DATA SHOWN:
- - -
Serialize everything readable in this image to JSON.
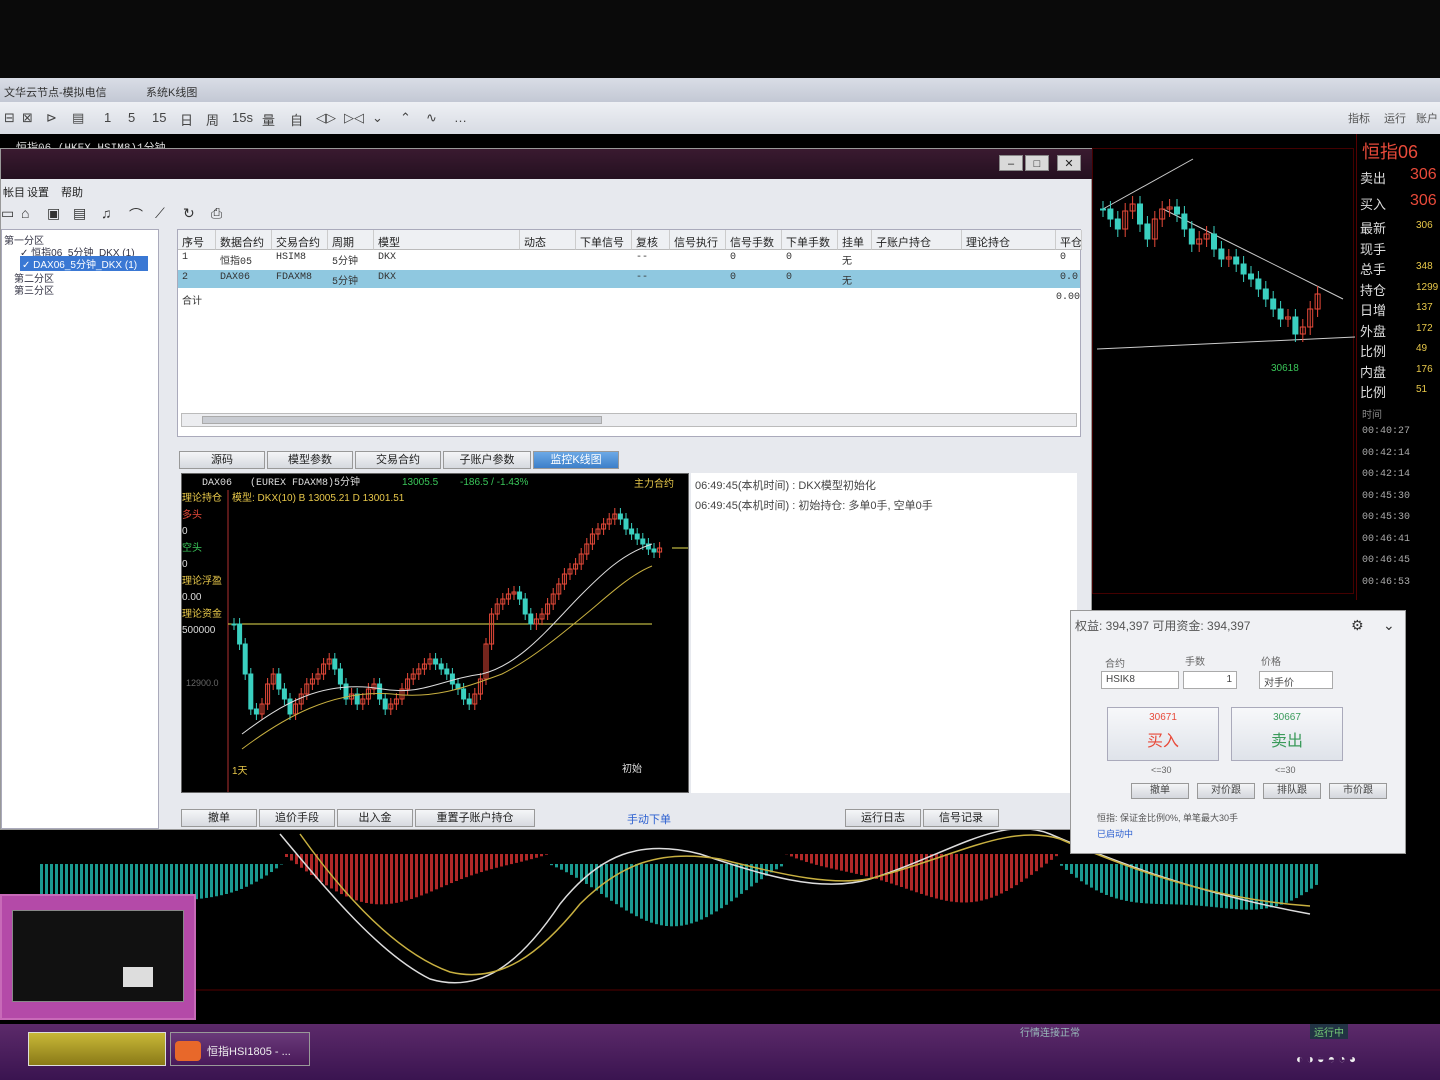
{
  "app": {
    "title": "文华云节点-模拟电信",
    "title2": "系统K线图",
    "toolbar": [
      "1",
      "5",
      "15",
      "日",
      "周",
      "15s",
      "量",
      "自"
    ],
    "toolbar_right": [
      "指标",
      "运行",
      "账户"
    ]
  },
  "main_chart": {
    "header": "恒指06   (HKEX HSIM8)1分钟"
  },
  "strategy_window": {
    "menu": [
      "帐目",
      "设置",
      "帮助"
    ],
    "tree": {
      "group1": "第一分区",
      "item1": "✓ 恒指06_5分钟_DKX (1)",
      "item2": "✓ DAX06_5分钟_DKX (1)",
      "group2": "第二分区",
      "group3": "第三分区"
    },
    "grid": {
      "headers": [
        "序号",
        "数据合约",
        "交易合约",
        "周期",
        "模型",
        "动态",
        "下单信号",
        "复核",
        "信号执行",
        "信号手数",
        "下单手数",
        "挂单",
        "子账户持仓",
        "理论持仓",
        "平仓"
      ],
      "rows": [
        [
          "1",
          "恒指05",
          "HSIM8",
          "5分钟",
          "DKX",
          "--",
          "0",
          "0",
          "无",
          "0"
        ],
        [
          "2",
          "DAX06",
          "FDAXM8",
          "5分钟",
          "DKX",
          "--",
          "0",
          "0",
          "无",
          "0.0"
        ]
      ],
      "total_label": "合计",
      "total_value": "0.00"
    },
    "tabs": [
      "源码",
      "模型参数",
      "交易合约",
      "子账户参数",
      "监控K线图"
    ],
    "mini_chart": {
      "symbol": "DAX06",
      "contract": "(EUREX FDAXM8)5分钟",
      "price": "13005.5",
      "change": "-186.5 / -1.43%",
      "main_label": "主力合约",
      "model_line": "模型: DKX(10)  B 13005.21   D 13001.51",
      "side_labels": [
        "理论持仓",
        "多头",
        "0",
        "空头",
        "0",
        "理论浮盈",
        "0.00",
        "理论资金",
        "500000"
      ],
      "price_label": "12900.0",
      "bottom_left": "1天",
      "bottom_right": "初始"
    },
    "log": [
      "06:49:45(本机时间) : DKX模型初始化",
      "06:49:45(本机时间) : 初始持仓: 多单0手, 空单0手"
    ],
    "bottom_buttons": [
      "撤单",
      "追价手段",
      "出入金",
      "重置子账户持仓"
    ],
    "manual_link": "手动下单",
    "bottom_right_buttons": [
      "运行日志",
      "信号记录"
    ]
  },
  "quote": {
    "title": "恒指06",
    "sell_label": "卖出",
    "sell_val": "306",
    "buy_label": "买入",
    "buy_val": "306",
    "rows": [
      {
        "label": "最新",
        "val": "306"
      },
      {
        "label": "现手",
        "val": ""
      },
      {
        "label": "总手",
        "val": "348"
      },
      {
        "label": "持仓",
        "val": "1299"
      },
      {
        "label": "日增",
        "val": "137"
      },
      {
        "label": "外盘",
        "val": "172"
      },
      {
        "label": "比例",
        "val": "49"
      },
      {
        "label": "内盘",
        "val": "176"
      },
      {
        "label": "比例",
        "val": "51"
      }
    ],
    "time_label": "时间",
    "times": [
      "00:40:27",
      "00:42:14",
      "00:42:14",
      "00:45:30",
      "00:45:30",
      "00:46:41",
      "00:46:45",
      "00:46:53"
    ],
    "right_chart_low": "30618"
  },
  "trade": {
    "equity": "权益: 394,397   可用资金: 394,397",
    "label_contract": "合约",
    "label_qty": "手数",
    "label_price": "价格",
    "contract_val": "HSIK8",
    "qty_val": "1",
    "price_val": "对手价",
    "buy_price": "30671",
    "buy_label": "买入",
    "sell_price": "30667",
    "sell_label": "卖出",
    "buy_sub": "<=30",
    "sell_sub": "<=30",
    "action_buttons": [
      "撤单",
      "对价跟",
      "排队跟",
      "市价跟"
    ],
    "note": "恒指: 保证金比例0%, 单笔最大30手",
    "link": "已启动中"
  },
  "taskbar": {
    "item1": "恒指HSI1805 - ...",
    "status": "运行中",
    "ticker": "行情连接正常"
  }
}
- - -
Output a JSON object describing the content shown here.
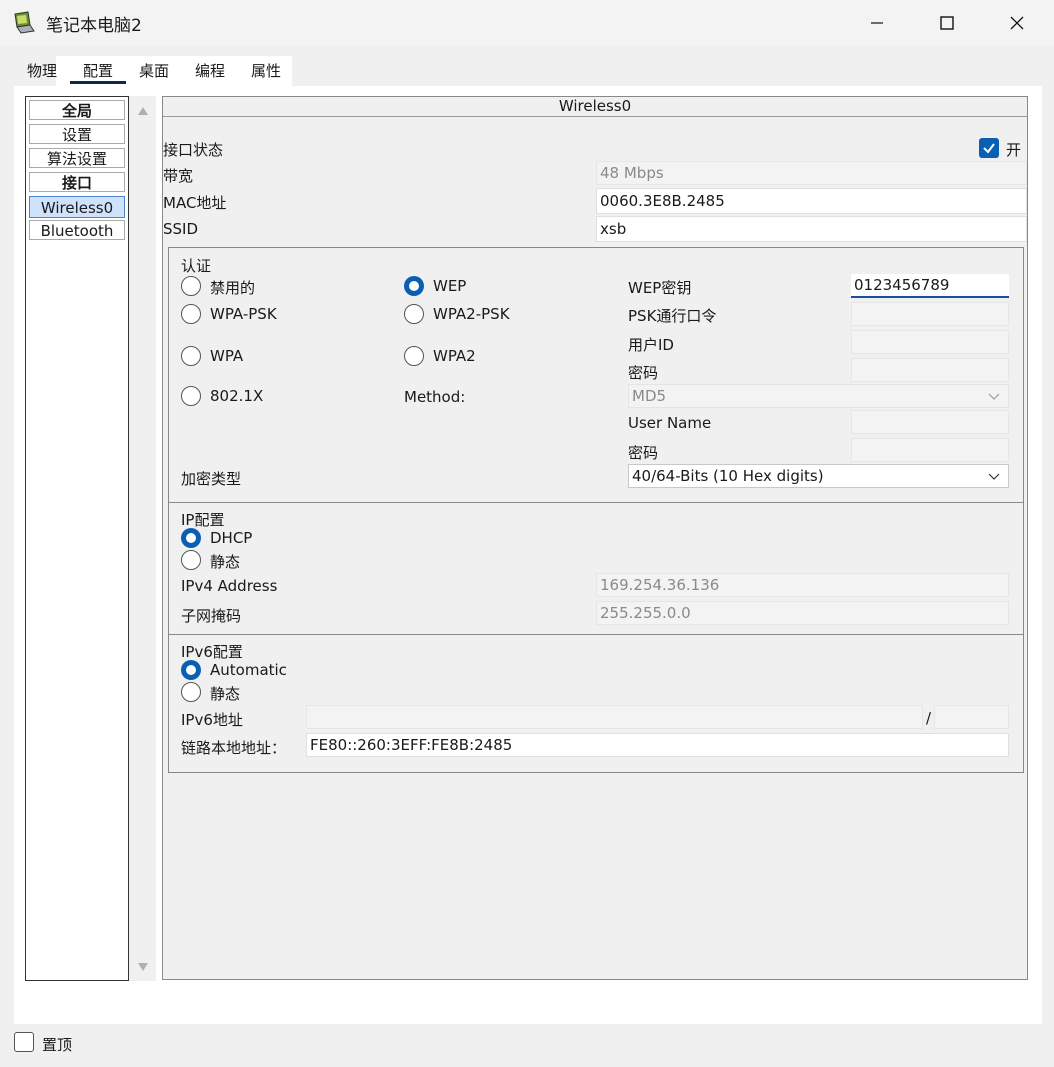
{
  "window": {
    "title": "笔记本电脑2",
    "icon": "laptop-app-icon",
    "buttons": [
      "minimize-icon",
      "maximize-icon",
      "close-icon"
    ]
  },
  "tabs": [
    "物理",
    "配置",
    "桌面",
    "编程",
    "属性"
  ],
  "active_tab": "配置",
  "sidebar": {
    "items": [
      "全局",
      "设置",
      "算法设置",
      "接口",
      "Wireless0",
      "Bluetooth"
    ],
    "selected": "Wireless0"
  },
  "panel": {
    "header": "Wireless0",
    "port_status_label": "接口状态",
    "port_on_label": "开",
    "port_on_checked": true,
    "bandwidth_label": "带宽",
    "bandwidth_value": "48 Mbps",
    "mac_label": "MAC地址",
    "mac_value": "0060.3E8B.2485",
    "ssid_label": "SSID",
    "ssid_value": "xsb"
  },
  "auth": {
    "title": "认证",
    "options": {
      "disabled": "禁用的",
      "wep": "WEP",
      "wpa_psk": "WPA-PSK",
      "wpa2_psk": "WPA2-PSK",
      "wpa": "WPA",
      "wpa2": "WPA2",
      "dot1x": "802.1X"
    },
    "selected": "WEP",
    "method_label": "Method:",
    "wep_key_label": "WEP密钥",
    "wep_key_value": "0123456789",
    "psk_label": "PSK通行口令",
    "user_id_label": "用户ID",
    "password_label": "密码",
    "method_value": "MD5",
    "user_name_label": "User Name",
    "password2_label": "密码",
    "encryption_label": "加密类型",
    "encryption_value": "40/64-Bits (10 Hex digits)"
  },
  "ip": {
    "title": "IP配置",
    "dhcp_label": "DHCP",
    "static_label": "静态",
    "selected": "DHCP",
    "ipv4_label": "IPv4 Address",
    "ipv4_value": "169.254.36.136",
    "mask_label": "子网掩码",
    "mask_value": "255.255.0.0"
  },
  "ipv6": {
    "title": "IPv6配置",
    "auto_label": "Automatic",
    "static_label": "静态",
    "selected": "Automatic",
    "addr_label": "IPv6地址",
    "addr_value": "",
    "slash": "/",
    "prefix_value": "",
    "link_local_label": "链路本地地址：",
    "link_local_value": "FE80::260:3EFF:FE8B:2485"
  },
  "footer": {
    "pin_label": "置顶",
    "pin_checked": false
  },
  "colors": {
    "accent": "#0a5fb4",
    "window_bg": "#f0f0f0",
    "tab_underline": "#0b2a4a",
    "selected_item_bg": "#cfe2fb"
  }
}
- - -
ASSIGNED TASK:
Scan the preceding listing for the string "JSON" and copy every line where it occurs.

ANSWER SECTION:
Serialize everything readable in this image to JSON.
Output a JSON object describing the content shown here.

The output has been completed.